PROBLEM TO SOLVE
Would you tally how many lines in the records include the word "Uncategorized"? Reply with the number only.

--

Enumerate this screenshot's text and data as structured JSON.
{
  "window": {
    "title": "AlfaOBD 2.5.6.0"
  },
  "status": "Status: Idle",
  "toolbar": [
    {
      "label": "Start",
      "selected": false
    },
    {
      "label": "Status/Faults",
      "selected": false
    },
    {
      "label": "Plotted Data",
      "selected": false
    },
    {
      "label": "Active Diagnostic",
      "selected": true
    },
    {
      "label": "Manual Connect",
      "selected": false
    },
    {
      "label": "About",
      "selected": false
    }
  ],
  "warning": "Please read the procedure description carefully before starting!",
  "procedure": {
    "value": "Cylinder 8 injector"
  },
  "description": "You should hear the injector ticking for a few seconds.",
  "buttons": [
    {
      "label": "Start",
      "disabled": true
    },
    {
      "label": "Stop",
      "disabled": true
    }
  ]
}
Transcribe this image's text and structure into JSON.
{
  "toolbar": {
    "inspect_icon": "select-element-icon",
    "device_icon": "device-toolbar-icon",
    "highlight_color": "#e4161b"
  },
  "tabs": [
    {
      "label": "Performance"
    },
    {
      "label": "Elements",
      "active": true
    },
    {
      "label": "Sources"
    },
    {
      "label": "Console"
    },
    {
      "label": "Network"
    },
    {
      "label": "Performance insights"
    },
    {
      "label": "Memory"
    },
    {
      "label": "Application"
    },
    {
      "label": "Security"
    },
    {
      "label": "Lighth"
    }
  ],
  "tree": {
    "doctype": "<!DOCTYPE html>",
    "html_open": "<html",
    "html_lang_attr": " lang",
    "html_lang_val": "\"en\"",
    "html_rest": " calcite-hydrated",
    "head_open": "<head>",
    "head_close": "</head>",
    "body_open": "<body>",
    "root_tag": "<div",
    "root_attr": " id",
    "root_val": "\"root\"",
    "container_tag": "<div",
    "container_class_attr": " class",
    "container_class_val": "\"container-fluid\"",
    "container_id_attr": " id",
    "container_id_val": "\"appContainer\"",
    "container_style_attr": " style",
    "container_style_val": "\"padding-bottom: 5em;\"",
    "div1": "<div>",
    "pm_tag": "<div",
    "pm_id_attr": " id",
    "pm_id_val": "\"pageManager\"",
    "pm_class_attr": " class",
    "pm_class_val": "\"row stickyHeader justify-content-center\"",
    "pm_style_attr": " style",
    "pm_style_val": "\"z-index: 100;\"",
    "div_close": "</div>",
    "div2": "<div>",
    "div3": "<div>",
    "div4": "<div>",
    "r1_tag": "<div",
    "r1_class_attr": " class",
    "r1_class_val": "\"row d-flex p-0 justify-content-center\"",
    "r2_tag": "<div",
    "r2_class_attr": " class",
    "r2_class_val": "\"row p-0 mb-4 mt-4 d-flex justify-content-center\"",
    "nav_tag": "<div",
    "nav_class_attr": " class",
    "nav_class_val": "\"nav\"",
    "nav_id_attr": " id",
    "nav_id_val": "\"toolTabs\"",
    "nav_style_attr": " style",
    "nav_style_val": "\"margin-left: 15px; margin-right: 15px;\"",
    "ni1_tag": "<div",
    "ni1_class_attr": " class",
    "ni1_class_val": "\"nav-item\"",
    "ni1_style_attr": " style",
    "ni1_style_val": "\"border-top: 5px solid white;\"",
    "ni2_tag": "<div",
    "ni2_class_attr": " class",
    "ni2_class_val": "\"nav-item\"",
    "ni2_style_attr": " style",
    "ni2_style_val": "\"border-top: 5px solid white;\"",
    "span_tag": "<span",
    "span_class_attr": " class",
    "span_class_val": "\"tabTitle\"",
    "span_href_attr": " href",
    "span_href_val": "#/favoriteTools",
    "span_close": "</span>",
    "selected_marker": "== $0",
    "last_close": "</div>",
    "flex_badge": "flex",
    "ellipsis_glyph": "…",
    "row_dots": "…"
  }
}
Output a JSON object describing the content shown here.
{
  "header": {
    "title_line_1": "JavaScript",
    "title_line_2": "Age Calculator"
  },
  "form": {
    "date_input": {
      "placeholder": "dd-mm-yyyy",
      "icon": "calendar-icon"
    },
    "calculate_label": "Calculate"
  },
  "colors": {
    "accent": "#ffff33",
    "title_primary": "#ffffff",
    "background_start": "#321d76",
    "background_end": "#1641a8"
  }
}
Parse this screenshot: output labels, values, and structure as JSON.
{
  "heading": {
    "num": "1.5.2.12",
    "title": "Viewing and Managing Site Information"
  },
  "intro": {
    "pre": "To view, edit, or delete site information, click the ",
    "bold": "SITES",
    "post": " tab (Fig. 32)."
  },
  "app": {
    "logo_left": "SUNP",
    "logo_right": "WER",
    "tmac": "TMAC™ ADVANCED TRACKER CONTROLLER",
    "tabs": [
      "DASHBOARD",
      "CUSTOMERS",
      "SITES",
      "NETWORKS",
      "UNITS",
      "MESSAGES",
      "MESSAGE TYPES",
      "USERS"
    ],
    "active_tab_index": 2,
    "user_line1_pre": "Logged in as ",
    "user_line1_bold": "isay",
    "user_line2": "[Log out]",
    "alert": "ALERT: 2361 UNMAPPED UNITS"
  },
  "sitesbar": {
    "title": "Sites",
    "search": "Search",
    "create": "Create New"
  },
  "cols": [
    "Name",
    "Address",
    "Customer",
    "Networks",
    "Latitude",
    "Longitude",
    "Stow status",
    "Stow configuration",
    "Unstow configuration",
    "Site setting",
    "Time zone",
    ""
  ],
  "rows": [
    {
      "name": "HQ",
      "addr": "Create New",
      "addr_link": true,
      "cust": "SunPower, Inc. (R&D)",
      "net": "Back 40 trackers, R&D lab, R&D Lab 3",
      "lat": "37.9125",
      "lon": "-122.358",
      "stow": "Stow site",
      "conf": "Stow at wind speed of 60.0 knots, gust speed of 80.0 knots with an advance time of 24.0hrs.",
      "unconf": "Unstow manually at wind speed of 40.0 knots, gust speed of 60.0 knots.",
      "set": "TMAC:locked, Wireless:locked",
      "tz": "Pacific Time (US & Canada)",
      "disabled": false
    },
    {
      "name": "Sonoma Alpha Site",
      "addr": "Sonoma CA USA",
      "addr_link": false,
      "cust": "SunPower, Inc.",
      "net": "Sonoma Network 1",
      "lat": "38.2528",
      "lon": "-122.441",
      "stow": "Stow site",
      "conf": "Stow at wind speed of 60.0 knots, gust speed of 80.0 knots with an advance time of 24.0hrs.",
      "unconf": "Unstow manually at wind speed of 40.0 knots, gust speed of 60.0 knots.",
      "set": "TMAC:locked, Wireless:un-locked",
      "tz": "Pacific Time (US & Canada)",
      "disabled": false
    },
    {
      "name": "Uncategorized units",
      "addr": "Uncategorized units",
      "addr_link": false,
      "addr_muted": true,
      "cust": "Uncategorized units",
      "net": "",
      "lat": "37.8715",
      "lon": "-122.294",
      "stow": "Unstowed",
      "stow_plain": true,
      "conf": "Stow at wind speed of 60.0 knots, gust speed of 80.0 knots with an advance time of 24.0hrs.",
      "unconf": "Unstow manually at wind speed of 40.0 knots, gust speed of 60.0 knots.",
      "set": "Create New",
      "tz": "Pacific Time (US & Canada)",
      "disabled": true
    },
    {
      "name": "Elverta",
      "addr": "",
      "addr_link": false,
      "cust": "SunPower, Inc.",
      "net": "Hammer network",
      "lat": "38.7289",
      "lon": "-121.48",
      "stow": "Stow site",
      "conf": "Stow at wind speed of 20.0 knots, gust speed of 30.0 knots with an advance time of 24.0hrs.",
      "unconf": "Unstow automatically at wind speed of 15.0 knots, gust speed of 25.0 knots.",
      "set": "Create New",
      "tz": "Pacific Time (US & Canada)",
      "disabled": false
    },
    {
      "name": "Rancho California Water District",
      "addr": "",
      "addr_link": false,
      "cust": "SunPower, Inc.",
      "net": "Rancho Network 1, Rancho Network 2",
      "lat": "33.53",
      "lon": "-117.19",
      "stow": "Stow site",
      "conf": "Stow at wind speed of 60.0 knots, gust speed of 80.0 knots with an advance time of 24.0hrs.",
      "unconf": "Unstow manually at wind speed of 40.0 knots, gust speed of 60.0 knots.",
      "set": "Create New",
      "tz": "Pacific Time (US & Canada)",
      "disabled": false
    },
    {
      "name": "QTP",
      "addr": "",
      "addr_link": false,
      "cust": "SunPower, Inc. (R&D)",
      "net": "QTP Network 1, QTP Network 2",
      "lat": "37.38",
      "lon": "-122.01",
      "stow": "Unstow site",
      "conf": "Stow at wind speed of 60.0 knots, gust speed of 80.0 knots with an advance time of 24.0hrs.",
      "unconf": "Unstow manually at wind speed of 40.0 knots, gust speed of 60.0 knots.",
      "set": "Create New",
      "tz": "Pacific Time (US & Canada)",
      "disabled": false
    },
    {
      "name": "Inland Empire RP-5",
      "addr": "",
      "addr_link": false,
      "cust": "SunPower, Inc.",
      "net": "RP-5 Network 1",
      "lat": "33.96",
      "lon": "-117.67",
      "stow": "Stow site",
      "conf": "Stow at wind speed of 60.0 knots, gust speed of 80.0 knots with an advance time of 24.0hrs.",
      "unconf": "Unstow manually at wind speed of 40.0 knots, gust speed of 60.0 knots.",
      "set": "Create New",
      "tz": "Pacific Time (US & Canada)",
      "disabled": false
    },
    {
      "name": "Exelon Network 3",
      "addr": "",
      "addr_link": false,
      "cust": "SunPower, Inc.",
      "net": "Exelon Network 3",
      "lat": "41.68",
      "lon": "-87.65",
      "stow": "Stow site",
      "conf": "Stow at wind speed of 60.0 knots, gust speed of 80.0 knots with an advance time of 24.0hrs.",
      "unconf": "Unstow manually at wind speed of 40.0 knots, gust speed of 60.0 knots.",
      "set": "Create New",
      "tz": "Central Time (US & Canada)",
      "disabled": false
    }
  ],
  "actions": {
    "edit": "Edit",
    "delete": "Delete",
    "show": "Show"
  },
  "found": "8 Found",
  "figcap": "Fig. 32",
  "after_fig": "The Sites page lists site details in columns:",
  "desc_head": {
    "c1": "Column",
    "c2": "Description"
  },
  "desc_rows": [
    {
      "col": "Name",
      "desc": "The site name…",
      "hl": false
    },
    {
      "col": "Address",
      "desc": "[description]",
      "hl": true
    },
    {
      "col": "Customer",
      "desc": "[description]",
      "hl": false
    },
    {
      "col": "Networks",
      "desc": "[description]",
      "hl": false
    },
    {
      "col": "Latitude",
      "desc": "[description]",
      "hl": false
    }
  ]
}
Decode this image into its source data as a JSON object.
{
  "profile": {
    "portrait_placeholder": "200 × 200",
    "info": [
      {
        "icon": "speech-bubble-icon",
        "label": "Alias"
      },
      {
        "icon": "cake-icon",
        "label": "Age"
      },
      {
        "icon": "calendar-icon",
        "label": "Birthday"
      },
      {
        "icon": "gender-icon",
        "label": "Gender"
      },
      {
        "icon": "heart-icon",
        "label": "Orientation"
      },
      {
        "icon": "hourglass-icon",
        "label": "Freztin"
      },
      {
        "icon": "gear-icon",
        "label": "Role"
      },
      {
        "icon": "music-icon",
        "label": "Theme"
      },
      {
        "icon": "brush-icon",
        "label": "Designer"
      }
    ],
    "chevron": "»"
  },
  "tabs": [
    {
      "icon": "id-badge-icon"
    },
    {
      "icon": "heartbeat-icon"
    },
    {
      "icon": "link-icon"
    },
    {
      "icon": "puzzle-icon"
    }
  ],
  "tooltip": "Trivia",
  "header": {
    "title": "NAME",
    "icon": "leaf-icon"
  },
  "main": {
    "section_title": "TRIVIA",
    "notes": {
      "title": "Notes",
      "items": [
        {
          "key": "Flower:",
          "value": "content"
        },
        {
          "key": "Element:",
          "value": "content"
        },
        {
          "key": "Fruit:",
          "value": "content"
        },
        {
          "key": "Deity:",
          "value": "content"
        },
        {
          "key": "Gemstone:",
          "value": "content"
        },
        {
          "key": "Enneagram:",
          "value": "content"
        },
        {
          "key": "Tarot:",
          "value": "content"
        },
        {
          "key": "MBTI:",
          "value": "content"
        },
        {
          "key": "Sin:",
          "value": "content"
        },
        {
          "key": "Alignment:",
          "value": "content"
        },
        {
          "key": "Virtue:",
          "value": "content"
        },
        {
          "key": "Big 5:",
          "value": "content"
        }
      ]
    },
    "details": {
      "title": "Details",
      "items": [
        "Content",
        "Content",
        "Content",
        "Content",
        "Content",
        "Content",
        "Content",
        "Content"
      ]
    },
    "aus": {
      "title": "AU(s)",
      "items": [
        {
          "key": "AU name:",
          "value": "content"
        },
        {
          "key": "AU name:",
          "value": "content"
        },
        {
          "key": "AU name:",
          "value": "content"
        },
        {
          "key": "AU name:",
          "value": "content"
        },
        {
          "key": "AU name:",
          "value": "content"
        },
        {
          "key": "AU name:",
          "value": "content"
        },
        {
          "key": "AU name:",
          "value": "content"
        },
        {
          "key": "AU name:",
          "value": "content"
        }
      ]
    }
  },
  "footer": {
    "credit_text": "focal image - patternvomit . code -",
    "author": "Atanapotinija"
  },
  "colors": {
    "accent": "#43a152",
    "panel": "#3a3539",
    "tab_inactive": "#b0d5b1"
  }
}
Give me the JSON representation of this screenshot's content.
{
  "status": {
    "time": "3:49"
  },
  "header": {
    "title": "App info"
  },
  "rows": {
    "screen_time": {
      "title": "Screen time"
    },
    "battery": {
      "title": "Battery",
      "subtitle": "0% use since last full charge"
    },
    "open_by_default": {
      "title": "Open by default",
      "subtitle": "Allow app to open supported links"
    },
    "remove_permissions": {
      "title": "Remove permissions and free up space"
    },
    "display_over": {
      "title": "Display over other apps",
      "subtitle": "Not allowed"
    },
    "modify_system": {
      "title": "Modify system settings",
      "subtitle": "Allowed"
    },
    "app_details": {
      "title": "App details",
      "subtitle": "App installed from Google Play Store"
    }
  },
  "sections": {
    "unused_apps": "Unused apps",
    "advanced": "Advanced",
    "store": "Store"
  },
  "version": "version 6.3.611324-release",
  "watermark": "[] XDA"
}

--

RESULT OF THIS EXERCISE
3